By Lina Younes
Summer has started in earnest. Record high temperatures are blanketing the country, especially the eastern states. What is one of the most important things to do to survive this extreme heat? Drink water to stay hydrated!
The elderly, children and pregnant women are most susceptible to extreme temperatures. As part of the aging process, adults in their golden years tend to lose their sense of thirst. Thus, they are at a greater risk of dehydration and they are more vulnerable to environmental impacts. On the other hand, children can easily become dehydrate by outdoor activities because they lack the better judgement to recognize some of the signs of dehydration.
In children, what are some of these signs?

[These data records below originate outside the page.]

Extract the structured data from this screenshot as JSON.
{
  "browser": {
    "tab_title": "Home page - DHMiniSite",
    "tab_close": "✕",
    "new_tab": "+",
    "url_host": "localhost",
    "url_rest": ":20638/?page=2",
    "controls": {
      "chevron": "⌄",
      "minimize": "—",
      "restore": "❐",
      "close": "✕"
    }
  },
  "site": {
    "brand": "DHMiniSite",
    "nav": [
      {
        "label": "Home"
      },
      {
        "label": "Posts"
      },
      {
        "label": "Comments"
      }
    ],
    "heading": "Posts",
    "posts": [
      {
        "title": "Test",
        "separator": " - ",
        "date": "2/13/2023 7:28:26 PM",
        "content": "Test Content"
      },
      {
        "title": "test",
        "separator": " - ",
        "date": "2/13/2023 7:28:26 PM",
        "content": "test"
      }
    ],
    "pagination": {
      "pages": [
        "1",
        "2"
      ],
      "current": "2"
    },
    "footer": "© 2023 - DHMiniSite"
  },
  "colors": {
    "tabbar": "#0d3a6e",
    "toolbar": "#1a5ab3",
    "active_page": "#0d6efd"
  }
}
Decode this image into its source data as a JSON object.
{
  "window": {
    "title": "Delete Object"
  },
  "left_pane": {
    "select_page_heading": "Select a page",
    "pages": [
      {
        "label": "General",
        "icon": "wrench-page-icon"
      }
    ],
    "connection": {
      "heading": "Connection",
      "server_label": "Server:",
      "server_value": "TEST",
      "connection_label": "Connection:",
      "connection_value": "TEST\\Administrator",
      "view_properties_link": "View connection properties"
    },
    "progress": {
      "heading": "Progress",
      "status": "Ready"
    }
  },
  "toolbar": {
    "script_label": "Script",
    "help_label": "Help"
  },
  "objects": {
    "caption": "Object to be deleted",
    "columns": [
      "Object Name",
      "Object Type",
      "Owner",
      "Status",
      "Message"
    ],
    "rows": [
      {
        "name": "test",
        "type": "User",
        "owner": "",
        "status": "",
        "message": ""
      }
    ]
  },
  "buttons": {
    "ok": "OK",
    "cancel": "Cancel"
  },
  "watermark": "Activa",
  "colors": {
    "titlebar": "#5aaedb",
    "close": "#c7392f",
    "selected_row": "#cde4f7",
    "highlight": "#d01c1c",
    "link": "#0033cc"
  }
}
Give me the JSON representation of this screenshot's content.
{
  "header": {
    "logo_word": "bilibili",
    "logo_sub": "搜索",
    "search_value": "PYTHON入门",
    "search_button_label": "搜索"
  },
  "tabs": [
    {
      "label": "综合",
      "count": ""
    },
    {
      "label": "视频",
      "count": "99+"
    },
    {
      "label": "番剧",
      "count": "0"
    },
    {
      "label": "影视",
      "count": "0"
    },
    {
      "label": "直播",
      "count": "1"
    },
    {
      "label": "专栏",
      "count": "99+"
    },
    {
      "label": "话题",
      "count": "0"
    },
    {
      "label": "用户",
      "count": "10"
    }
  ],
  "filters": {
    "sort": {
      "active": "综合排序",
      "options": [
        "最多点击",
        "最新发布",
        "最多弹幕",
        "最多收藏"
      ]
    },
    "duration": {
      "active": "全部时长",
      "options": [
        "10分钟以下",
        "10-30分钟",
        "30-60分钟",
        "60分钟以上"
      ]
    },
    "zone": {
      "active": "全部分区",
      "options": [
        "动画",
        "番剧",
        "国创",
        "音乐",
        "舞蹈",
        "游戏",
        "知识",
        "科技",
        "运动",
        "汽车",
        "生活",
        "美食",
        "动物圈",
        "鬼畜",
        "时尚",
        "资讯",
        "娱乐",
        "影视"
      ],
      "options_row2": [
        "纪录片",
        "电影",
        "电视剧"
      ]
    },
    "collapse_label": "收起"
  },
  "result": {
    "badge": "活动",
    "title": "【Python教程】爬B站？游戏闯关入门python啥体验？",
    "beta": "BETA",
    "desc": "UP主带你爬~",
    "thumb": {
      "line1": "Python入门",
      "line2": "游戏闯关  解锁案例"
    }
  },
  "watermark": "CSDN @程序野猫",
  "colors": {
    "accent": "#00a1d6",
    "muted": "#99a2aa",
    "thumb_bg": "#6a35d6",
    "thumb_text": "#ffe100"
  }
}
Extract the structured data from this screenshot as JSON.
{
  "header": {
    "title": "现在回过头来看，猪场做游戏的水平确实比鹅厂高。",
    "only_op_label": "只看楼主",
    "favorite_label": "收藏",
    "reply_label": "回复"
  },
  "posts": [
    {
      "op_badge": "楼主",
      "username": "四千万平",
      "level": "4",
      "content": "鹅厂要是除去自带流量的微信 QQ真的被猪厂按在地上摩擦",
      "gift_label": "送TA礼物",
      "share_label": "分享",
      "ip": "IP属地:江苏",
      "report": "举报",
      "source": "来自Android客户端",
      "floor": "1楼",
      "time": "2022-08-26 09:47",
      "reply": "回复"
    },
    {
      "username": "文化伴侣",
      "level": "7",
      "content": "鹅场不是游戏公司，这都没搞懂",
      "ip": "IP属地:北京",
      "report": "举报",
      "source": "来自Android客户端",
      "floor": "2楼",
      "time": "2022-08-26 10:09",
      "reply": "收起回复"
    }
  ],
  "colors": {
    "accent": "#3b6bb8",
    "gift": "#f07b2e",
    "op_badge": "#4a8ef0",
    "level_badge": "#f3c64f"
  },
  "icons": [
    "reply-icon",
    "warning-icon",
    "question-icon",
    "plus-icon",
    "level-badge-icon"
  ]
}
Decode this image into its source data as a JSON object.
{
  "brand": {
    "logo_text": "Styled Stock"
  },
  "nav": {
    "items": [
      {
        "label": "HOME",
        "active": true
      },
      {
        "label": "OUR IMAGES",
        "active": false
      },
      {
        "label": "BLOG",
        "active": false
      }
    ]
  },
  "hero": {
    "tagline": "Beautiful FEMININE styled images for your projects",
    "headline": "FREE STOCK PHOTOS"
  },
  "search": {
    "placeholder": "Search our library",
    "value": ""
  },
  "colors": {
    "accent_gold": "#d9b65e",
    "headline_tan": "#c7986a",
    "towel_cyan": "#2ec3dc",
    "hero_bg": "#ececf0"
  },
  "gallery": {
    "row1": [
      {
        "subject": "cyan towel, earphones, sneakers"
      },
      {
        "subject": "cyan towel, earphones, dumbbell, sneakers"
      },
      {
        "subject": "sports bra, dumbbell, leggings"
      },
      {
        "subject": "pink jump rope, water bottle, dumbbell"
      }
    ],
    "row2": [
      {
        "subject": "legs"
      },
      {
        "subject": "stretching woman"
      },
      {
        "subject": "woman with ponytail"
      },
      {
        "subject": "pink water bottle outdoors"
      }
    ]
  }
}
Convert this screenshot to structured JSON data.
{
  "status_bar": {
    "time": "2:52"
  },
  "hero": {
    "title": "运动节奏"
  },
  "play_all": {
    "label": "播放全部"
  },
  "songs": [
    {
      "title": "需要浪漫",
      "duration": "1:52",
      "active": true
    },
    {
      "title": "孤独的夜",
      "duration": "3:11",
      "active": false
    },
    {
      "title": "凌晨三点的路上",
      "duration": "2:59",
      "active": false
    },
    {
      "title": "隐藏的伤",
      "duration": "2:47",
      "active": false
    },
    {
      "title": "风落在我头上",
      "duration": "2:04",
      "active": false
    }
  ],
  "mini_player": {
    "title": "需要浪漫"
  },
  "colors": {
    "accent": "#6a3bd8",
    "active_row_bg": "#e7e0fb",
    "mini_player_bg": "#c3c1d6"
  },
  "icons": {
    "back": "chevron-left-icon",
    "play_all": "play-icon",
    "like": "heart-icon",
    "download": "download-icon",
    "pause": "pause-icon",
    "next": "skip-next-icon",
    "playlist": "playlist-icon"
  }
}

- Decreased physical activity
- Lack of tears when crying
- Dry mouth
- Irritability and fussiness
If you don’t drink cool water regularly, dehydration can lead to heat stroke which can be life-threatening and requires immediate, medical attention.
What are some of the signs of heat stroke both in kids as in adults?
- Skin is flushed, red and dry
- Little or no sweating
- Deep breathing
- Dizziness, headache, and/or fatigue
- Less urine is produced, of a dark yellowish color
- Confusion, loss of consciousness
- In adults, hallucinations and aggression
In addition to staying hydrated, here are some other tips to survive the summer heat:
- Stay in the shade
- If you have to work outside, try to do so in the early hours before the heat hits its peak
- Dress appropriately with loose, light-weight clothing and light colors
So, remember to drink that cool water often. Enjoy the summer and stay safe. Do you have any recommendations on how to survive the heat?
About the author: Lina Younes is the Multilingual Outreach and Communications Liaison for EPA. Among her duties, she’s responsible for outreach to Hispanic organizations and media. She spearheaded the team that recently launched EPA’s new Spanish website, www.epa.gov/espanol . She manages EPA’s social media efforts in Spanish. She’s currently the editor of EPA’s new Spanish blog, Conversando acerca de nuestro medio ambiente. Prior to joining the agency, she was the Washington bureau chief for two Puerto Rican newspapers and an international radio broadcaster. She has held other positions in and out of the Federal Government.